Find every line of the records that has "title" and return it.

**Input data:**

<<<<

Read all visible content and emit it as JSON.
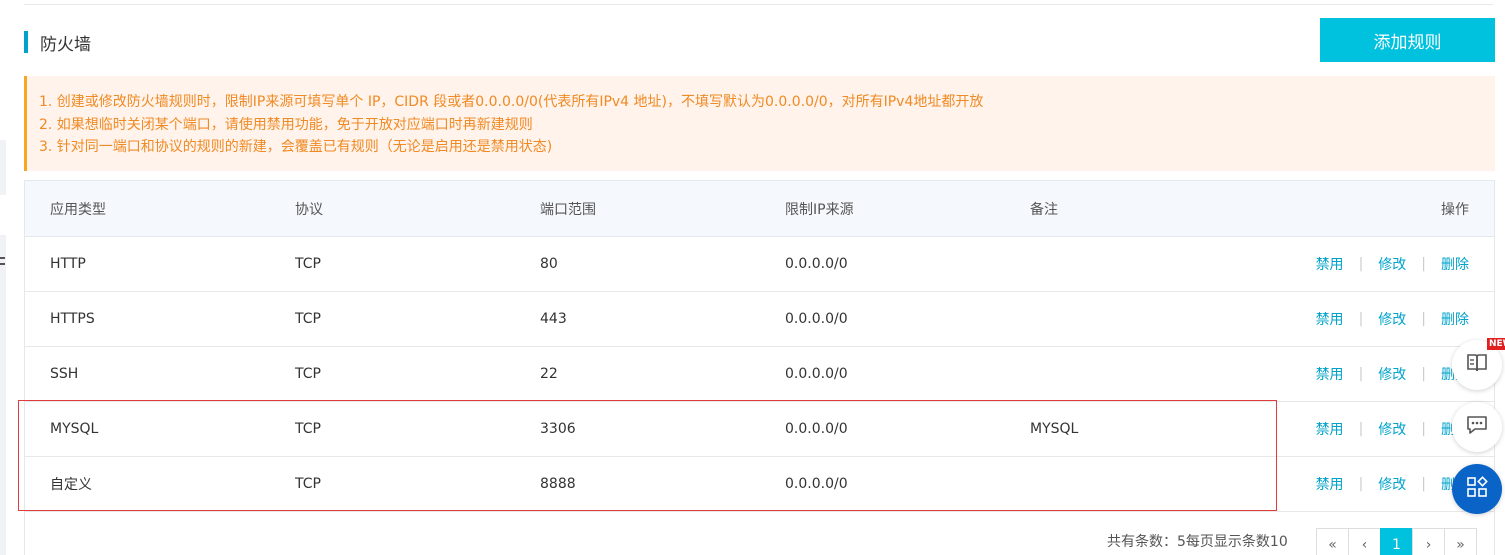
{
  "page": {
    "title": "防火墙",
    "add_button": "添加规则"
  },
  "notice": {
    "lines": [
      "1. 创建或修改防火墙规则时，限制IP来源可填写单个 IP，CIDR 段或者0.0.0.0/0(代表所有IPv4 地址)，不填写默认为0.0.0.0/0，对所有IPv4地址都开放",
      "2. 如果想临时关闭某个端口，请使用禁用功能，免于开放对应端口时再新建规则",
      "3. 针对同一端口和协议的规则的新建，会覆盖已有规则（无论是启用还是禁用状态)"
    ]
  },
  "table": {
    "headers": [
      "应用类型",
      "协议",
      "端口范围",
      "限制IP来源",
      "备注",
      "操作"
    ],
    "rows": [
      {
        "type": "HTTP",
        "protocol": "TCP",
        "port": "80",
        "source": "0.0.0.0/0",
        "note": ""
      },
      {
        "type": "HTTPS",
        "protocol": "TCP",
        "port": "443",
        "source": "0.0.0.0/0",
        "note": ""
      },
      {
        "type": "SSH",
        "protocol": "TCP",
        "port": "22",
        "source": "0.0.0.0/0",
        "note": ""
      },
      {
        "type": "MYSQL",
        "protocol": "TCP",
        "port": "3306",
        "source": "0.0.0.0/0",
        "note": "MYSQL"
      },
      {
        "type": "自定义",
        "protocol": "TCP",
        "port": "8888",
        "source": "0.0.0.0/0",
        "note": ""
      }
    ],
    "actions": {
      "disable": "禁用",
      "edit": "修改",
      "delete": "删除",
      "separator": "|"
    }
  },
  "pagination": {
    "summary": "共有条数：5每页显示条数10",
    "first": "«",
    "prev": "‹",
    "current": "1",
    "next": "›",
    "last": "»"
  },
  "float_panel": {
    "new_badge": "NEW",
    "icons": [
      "book-icon",
      "chat-icon",
      "apps-icon"
    ]
  },
  "colors": {
    "accent": "#00c1de",
    "link": "#00a2ca",
    "notice_text": "#f08a24",
    "highlight_border": "#e03c3c"
  }
}
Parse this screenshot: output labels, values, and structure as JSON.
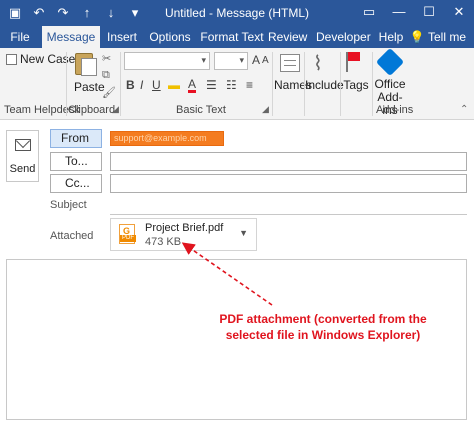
{
  "window": {
    "title": "Untitled  -  Message (HTML)",
    "qat_icons": [
      "save-icon",
      "undo-icon",
      "redo-icon",
      "up-arrow-icon",
      "down-arrow-icon",
      "customize-qat-icon"
    ],
    "controls": [
      "ribbon-display-icon",
      "minimize-icon",
      "maximize-icon",
      "close-icon"
    ]
  },
  "tabs": [
    {
      "label": "File"
    },
    {
      "label": "Message",
      "active": true
    },
    {
      "label": "Insert"
    },
    {
      "label": "Options"
    },
    {
      "label": "Format Text"
    },
    {
      "label": "Review"
    },
    {
      "label": "Developer"
    },
    {
      "label": "Help"
    }
  ],
  "tell_me": "Tell me",
  "ribbon": {
    "new_case": "New Case",
    "group_team_helpdesk": "Team Helpdesk",
    "paste": "Paste",
    "group_clipboard": "Clipboard",
    "group_basic_text": "Basic Text",
    "names": "Names",
    "include": "Include",
    "tags": "Tags",
    "office_addins": "Office\nAdd-ins",
    "office_addins_line1": "Office",
    "office_addins_line2": "Add-ins",
    "group_addins": "Add-ins"
  },
  "compose": {
    "send": "Send",
    "from": "From",
    "from_value": "support@example.com",
    "to": "To...",
    "cc": "Cc...",
    "subject_label": "Subject",
    "attached_label": "Attached",
    "attachment": {
      "name": "Project Brief.pdf",
      "size": "473 KB",
      "icon_letter": "G",
      "icon_text": "PDF"
    }
  },
  "annotation": {
    "line1": "PDF attachment (converted from the",
    "line2": "selected file in Windows Explorer)"
  },
  "colors": {
    "accent": "#2b579a",
    "annotation": "#e0141e",
    "redaction": "#f47c20"
  }
}
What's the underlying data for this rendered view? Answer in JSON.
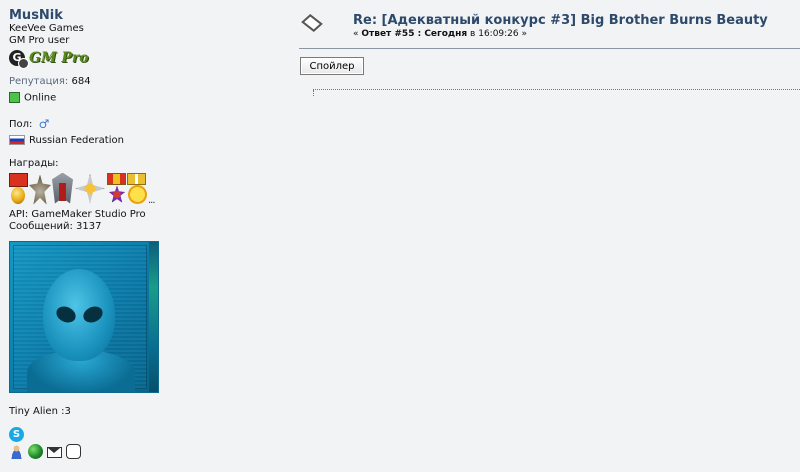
{
  "profile": {
    "username": "MusNik",
    "team": "KeeVee Games",
    "group": "GM Pro user",
    "group_badge": "GM Pro",
    "group_badge_icon": "G",
    "reputation_label": "Репутация:",
    "reputation_value": "684",
    "status": "Online",
    "gender_label": "Пол:",
    "gender_symbol": "♂",
    "country": "Russian Federation",
    "awards_label": "Награды:",
    "awards_more": "...",
    "api": "API: GameMaker Studio Pro",
    "posts": "Сообщений: 3137",
    "avatar_caption": "Tiny Alien :3",
    "skype_glyph": "S"
  },
  "post": {
    "subject": "Re: [Адекватный конкурс #3] Big Brother Burns Beauty",
    "meta_open": "« ",
    "reply_label": "Ответ #55 : Сегодня",
    "meta_mid": " в 16:09:26 ",
    "meta_close": "»",
    "spoiler_button": "Спойлер"
  },
  "colors": {
    "username": "#2e4a6b",
    "label": "#5a6a80",
    "online_green": "#4bc44b",
    "avatar_blue": "#1598c4"
  },
  "icons": [
    "message-icon",
    "gm-pro-badge-icon",
    "online-status-icon",
    "male-gender-icon",
    "russia-flag-icon",
    "skype-icon",
    "profile-icon",
    "website-icon",
    "email-icon",
    "personal-message-icon"
  ]
}
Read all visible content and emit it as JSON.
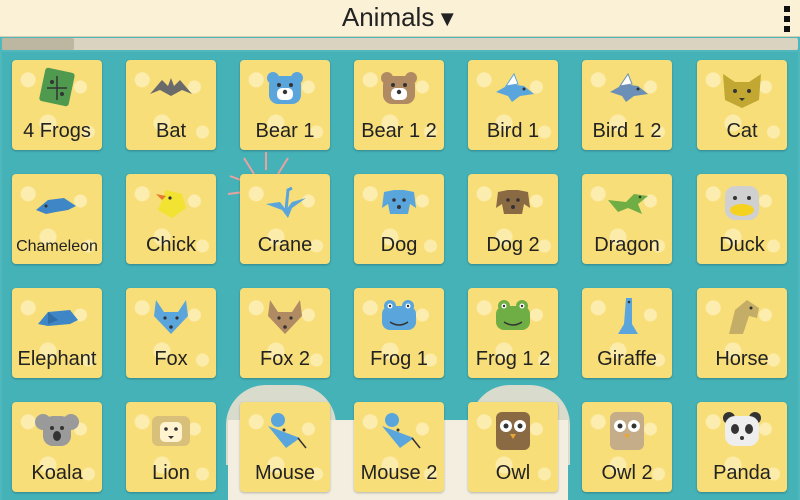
{
  "header": {
    "title": "Animals",
    "arrow": "▼"
  },
  "tiles": [
    {
      "label": "4 Frogs",
      "icon": "four-frogs-icon",
      "color": "#4f9a4f"
    },
    {
      "label": "Bat",
      "icon": "bat-icon",
      "color": "#6a6a6a"
    },
    {
      "label": "Bear 1",
      "icon": "bear-icon",
      "color": "#5aa6dc"
    },
    {
      "label": "Bear 1 2",
      "icon": "bear-icon",
      "color": "#b08a62"
    },
    {
      "label": "Bird 1",
      "icon": "bird-icon",
      "color": "#5aa6dc"
    },
    {
      "label": "Bird 1 2",
      "icon": "bird-icon",
      "color": "#6b8fb6"
    },
    {
      "label": "Cat",
      "icon": "cat-icon",
      "color": "#c2a833"
    },
    {
      "label": "Chameleon",
      "icon": "chameleon-icon",
      "color": "#3f86c6"
    },
    {
      "label": "Chick",
      "icon": "chick-icon",
      "color": "#f2e232"
    },
    {
      "label": "Crane",
      "icon": "crane-icon",
      "color": "#5aa6dc"
    },
    {
      "label": "Dog",
      "icon": "dog-icon",
      "color": "#5aa6dc"
    },
    {
      "label": "Dog 2",
      "icon": "dog-icon",
      "color": "#8a6a42"
    },
    {
      "label": "Dragon",
      "icon": "dragon-icon",
      "color": "#6fae45"
    },
    {
      "label": "Duck",
      "icon": "duck-icon",
      "color": "#d0d0d0"
    },
    {
      "label": "Elephant",
      "icon": "elephant-icon",
      "color": "#3f86c6"
    },
    {
      "label": "Fox",
      "icon": "fox-icon",
      "color": "#5aa6dc"
    },
    {
      "label": "Fox 2",
      "icon": "fox-icon",
      "color": "#b08a62"
    },
    {
      "label": "Frog 1",
      "icon": "frog-icon",
      "color": "#5aa6dc"
    },
    {
      "label": "Frog 1 2",
      "icon": "frog-icon",
      "color": "#6fae45"
    },
    {
      "label": "Giraffe",
      "icon": "giraffe-icon",
      "color": "#5aa6dc"
    },
    {
      "label": "Horse",
      "icon": "horse-icon",
      "color": "#c4ad66"
    },
    {
      "label": "Koala",
      "icon": "koala-icon",
      "color": "#9a9a9a"
    },
    {
      "label": "Lion",
      "icon": "lion-icon",
      "color": "#d8c07a"
    },
    {
      "label": "Mouse",
      "icon": "mouse-icon",
      "color": "#5aa6dc"
    },
    {
      "label": "Mouse 2",
      "icon": "mouse-icon",
      "color": "#5aa6dc"
    },
    {
      "label": "Owl",
      "icon": "owl-icon",
      "color": "#8a6a42"
    },
    {
      "label": "Owl 2",
      "icon": "owl-icon",
      "color": "#c4ad88"
    },
    {
      "label": "Panda",
      "icon": "panda-icon",
      "color": "#b8b8b8"
    }
  ]
}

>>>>

**Task response:**
    "title": "防火墙",
    "title": "Untitled  -  Message (HTML)",
    "title": "Animals",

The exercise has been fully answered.